Thesis - University Access Only
Master of Science (MS)
Department / School
Many Americans feel that the right to vote is essential to ensuring the continuation of an American way of life and American democracy. The fundamental right in a democracy is first and foremost the right to choose. Voting is a choice, and more and more of the eligible voters choose not to cast a ballot. This idea of choice raises some important questions. First, are there any specific social indicators that can be shown to influence a persons choice? Second, is there something about the American political system that leads to the choice of abstaining from voting? The answers to these questions involve two competing models for the explanation of non-voting. A rational choice model is employed to determine how much voting is dependent upon individual choice. A second model, the mass society model, examines an individual's level of alienation to determine if the potential voter feels that he/she can influence government, and if they are a part of society as a whole. In a general sense the mass society model looks at a lack of choice. Data from the 1996 General Social Survey, conducted at the University of Michigan will be tested statistically to determine whether or not a relationship exists between voting in the 1992 presidential election and economic and personal considerations.
Library of Congress Subject Headings
Political participation -- United States
Voting -- United States
Alienation (Social psychology)
Number of Pages
South Dakota State University

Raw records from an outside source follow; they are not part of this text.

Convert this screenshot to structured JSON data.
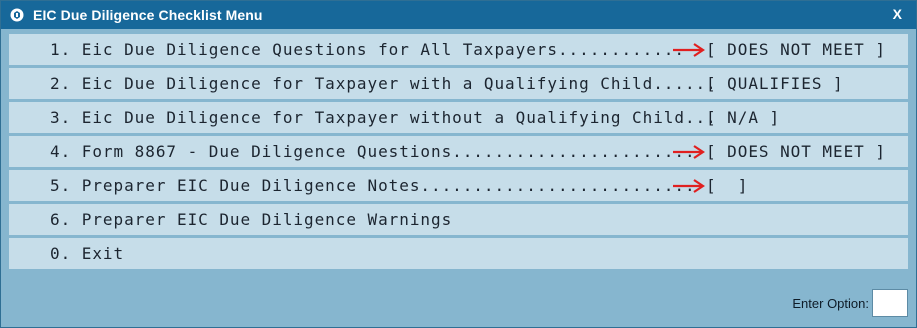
{
  "window": {
    "title": "EIC Due Diligence Checklist Menu",
    "close_label": "X",
    "icon": "app-icon"
  },
  "menu": {
    "items": [
      {
        "label": "1. Eic Due Diligence Questions for All Taxpayers............",
        "status": "[ DOES NOT MEET ]",
        "arrow": true
      },
      {
        "label": "2. Eic Due Diligence for Taxpayer with a Qualifying Child......",
        "status": "[ QUALIFIES ]",
        "arrow": false
      },
      {
        "label": "3. Eic Due Diligence for Taxpayer without a Qualifying Child...",
        "status": "[ N/A ]",
        "arrow": false
      },
      {
        "label": "4. Form 8867 - Due Diligence Questions.......................",
        "status": "[ DOES NOT MEET ]",
        "arrow": true
      },
      {
        "label": "5. Preparer EIC Due Diligence Notes..........................",
        "status": "[  ]",
        "arrow": true
      },
      {
        "label": "6. Preparer EIC Due Diligence Warnings",
        "status": "",
        "arrow": false
      },
      {
        "label": "0. Exit",
        "status": "",
        "arrow": false
      }
    ]
  },
  "footer": {
    "enter_option_label": "Enter Option:",
    "enter_option_value": ""
  },
  "colors": {
    "titlebar": "#17689a",
    "row_background": "#c6dde9",
    "panel_background": "#86b6cf",
    "arrow": "#e02020"
  }
}
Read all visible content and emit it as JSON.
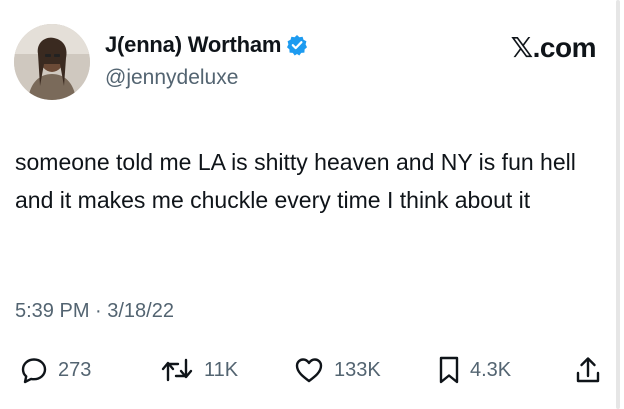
{
  "author": {
    "display_name": "J(enna) Wortham",
    "handle": "@jennydeluxe",
    "verified": true,
    "avatar": "profile-photo"
  },
  "brand": {
    "label": "𝕏.com"
  },
  "tweet": {
    "text": "someone told me LA is shitty heaven and NY is fun hell and it makes me chuckle every time I think about it",
    "timestamp": "5:39 PM · 3/18/22"
  },
  "actions": {
    "replies": {
      "icon": "reply-icon",
      "count": "273"
    },
    "retweets": {
      "icon": "retweet-icon",
      "count": "11K"
    },
    "likes": {
      "icon": "heart-icon",
      "count": "133K"
    },
    "bookmarks": {
      "icon": "bookmark-icon",
      "count": "4.3K"
    },
    "share": {
      "icon": "share-icon"
    }
  },
  "colors": {
    "verified_blue": "#1d9bf0",
    "text_primary": "#0f1419",
    "text_secondary": "#536471"
  }
}
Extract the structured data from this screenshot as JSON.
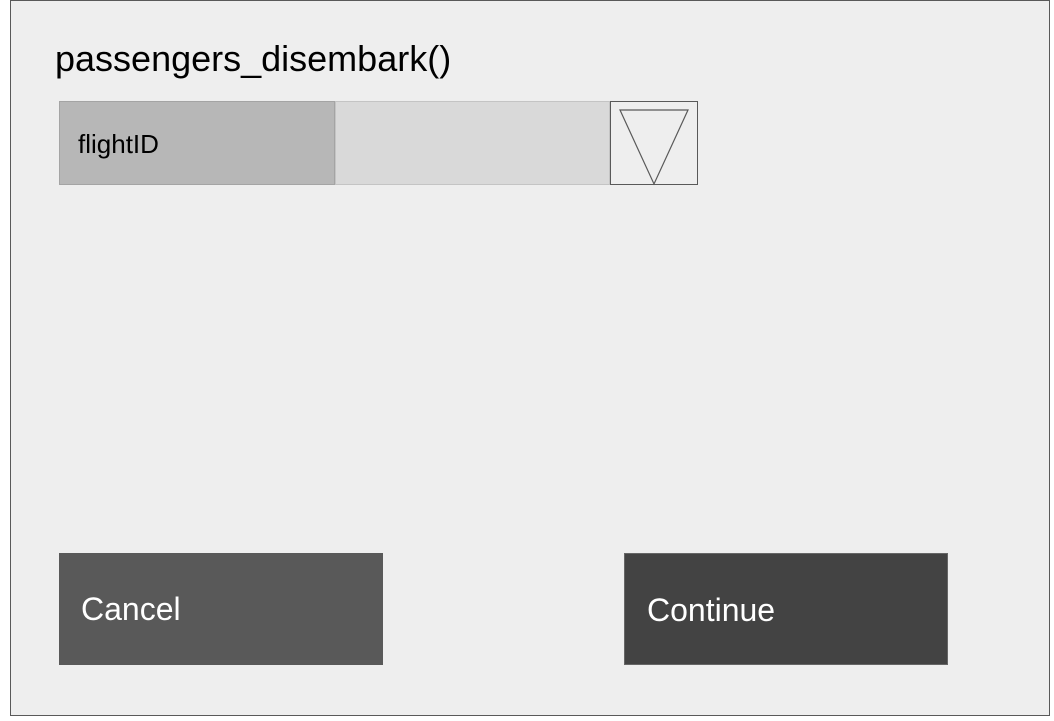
{
  "dialog": {
    "title": "passengers_disembark()"
  },
  "form": {
    "field_label": "flightID",
    "field_value": "",
    "dropdown_icon": "triangle-down-icon"
  },
  "actions": {
    "cancel_label": "Cancel",
    "continue_label": "Continue"
  },
  "colors": {
    "dialog_background": "#eeeeee",
    "label_background": "#b7b7b7",
    "value_background": "#d9d9d9",
    "cancel_background": "#595959",
    "continue_background": "#434343"
  }
}
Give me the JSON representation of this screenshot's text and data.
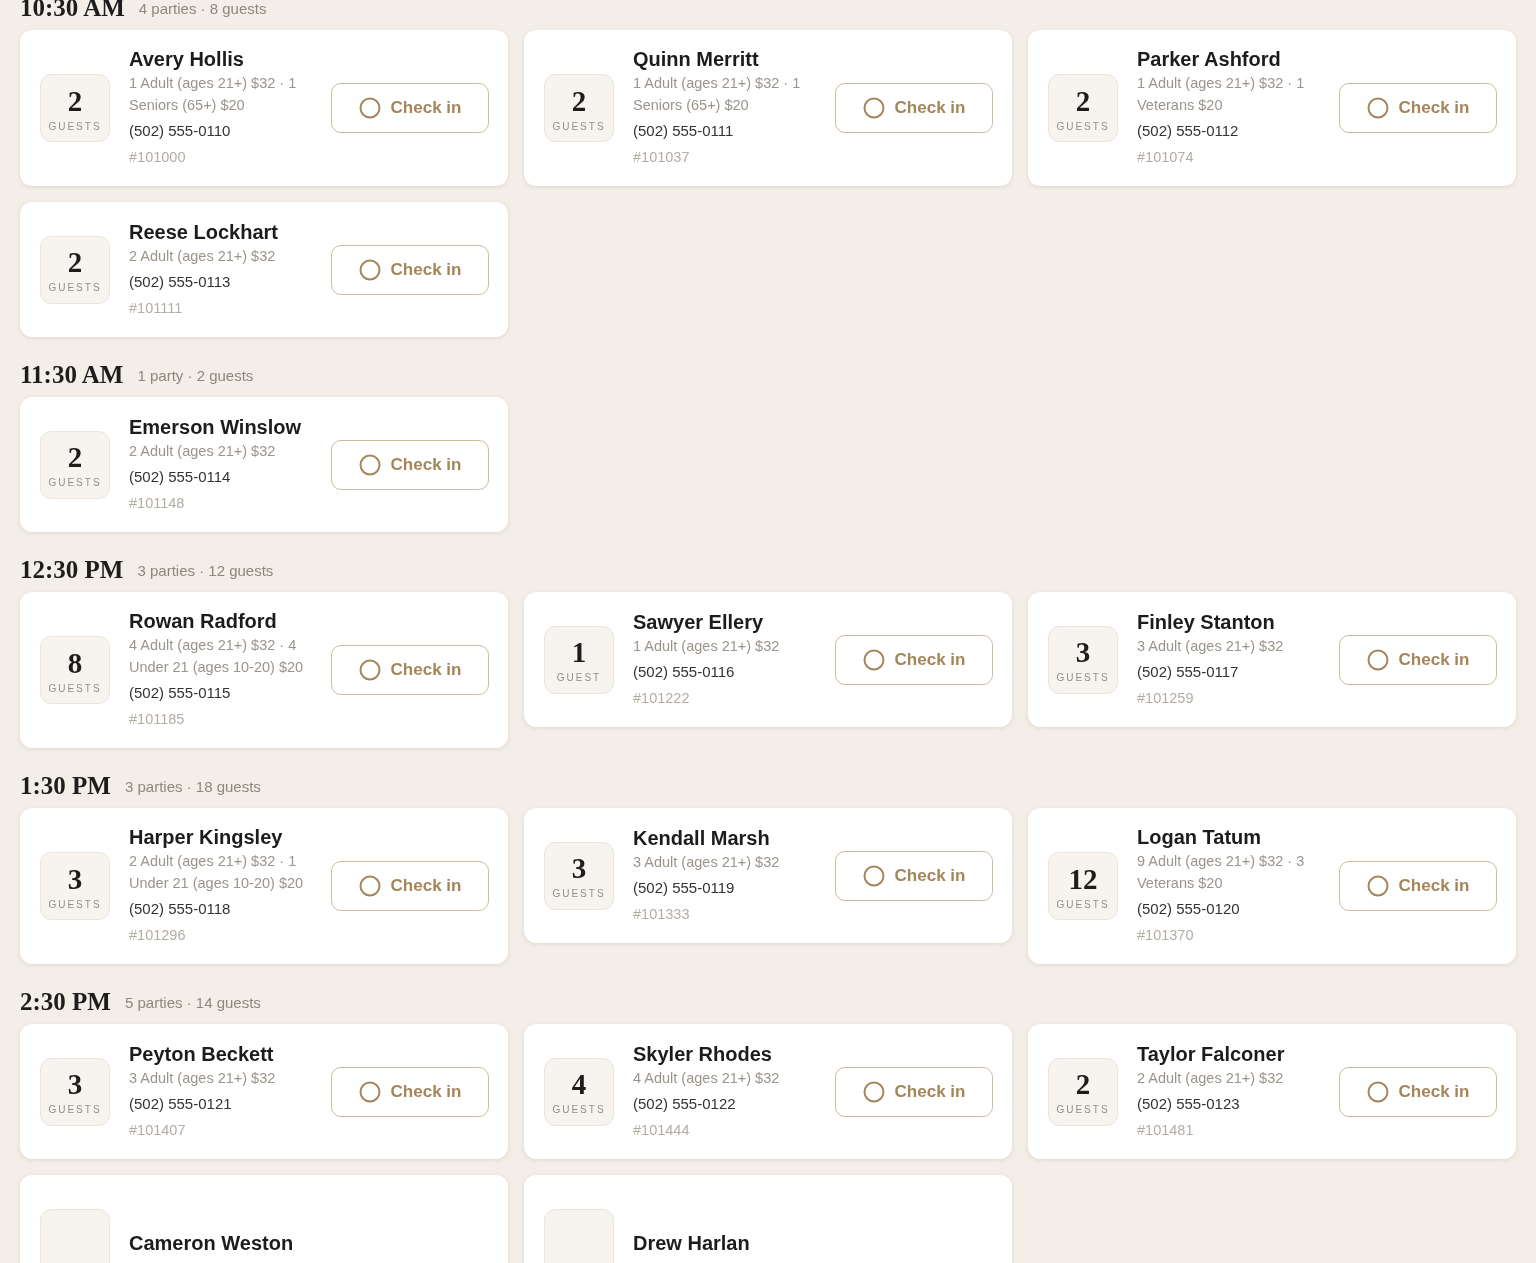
{
  "sections": [
    {
      "time": "10:30 AM",
      "summary": "4 parties · 8 guests",
      "parties": [
        {
          "guests": "2",
          "guest_label": "GUESTS",
          "name": "Avery Hollis",
          "details": "1 Adult (ages 21+) $32 · 1 Seniors (65+) $20",
          "phone": "(502) 555-0110",
          "ref": "#101000",
          "checked_in": false,
          "action": "Check in"
        },
        {
          "guests": "2",
          "guest_label": "GUESTS",
          "name": "Quinn Merritt",
          "details": "1 Adult (ages 21+) $32 · 1 Seniors (65+) $20",
          "phone": "(502) 555-0111",
          "ref": "#101037",
          "checked_in": false,
          "action": "Check in"
        },
        {
          "guests": "2",
          "guest_label": "GUESTS",
          "name": "Parker Ashford",
          "details": "1 Adult (ages 21+) $32 · 1 Veterans $20",
          "phone": "(502) 555-0112",
          "ref": "#101074",
          "checked_in": false,
          "action": "Check in"
        },
        {
          "guests": "2",
          "guest_label": "GUESTS",
          "name": "Reese Lockhart",
          "details": "2 Adult (ages 21+) $32",
          "phone": "(502) 555-0113",
          "ref": "#101111",
          "checked_in": false,
          "action": "Check in"
        }
      ]
    },
    {
      "time": "11:30 AM",
      "summary": "1 party · 2 guests",
      "parties": [
        {
          "guests": "2",
          "guest_label": "GUESTS",
          "name": "Emerson Winslow",
          "details": "2 Adult (ages 21+) $32",
          "phone": "(502) 555-0114",
          "ref": "#101148",
          "checked_in": false,
          "action": "Check in"
        }
      ]
    },
    {
      "time": "12:30 PM",
      "summary": "3 parties · 12 guests",
      "parties": [
        {
          "guests": "8",
          "guest_label": "GUESTS",
          "name": "Rowan Radford",
          "details": "4 Adult (ages 21+) $32 · 4 Under 21 (ages 10-20) $20",
          "phone": "(502) 555-0115",
          "ref": "#101185",
          "checked_in": false,
          "action": "Check in"
        },
        {
          "guests": "1",
          "guest_label": "GUEST",
          "name": "Sawyer Ellery",
          "details": "1 Adult (ages 21+) $32",
          "phone": "(502) 555-0116",
          "ref": "#101222",
          "checked_in": false,
          "action": "Check in"
        },
        {
          "guests": "3",
          "guest_label": "GUESTS",
          "name": "Finley Stanton",
          "details": "3 Adult (ages 21+) $32",
          "phone": "(502) 555-0117",
          "ref": "#101259",
          "checked_in": false,
          "action": "Check in"
        }
      ]
    },
    {
      "time": "1:30 PM",
      "summary": "3 parties · 18 guests",
      "parties": [
        {
          "guests": "3",
          "guest_label": "GUESTS",
          "name": "Harper Kingsley",
          "details": "2 Adult (ages 21+) $32 · 1 Under 21 (ages 10-20) $20",
          "phone": "(502) 555-0118",
          "ref": "#101296",
          "checked_in": false,
          "action": "Check in"
        },
        {
          "guests": "3",
          "guest_label": "GUESTS",
          "name": "Kendall Marsh",
          "details": "3 Adult (ages 21+) $32",
          "phone": "(502) 555-0119",
          "ref": "#101333",
          "checked_in": false,
          "action": "Check in"
        },
        {
          "guests": "12",
          "guest_label": "GUESTS",
          "name": "Logan Tatum",
          "details": "9 Adult (ages 21+) $32 · 3 Veterans $20",
          "phone": "(502) 555-0120",
          "ref": "#101370",
          "checked_in": false,
          "action": "Check in"
        }
      ]
    },
    {
      "time": "2:30 PM",
      "summary": "5 parties · 14 guests",
      "parties": [
        {
          "guests": "3",
          "guest_label": "GUESTS",
          "name": "Peyton Beckett",
          "details": "3 Adult (ages 21+) $32",
          "phone": "(502) 555-0121",
          "ref": "#101407",
          "checked_in": false,
          "action": "Check in"
        },
        {
          "guests": "4",
          "guest_label": "GUESTS",
          "name": "Skyler Rhodes",
          "details": "4 Adult (ages 21+) $32",
          "phone": "(502) 555-0122",
          "ref": "#101444",
          "checked_in": false,
          "action": "Check in"
        },
        {
          "guests": "2",
          "guest_label": "GUESTS",
          "name": "Taylor Falconer",
          "details": "2 Adult (ages 21+) $32",
          "phone": "(502) 555-0123",
          "ref": "#101481",
          "checked_in": false,
          "action": "Check in"
        },
        {
          "name": "Cameron Weston"
        },
        {
          "name": "Drew Harlan"
        }
      ]
    }
  ]
}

Burke, James A., "The Alienated American Voter : A Micro and Macro View of Political Participation" (2000). Electronic Theses and Dissertations. 719.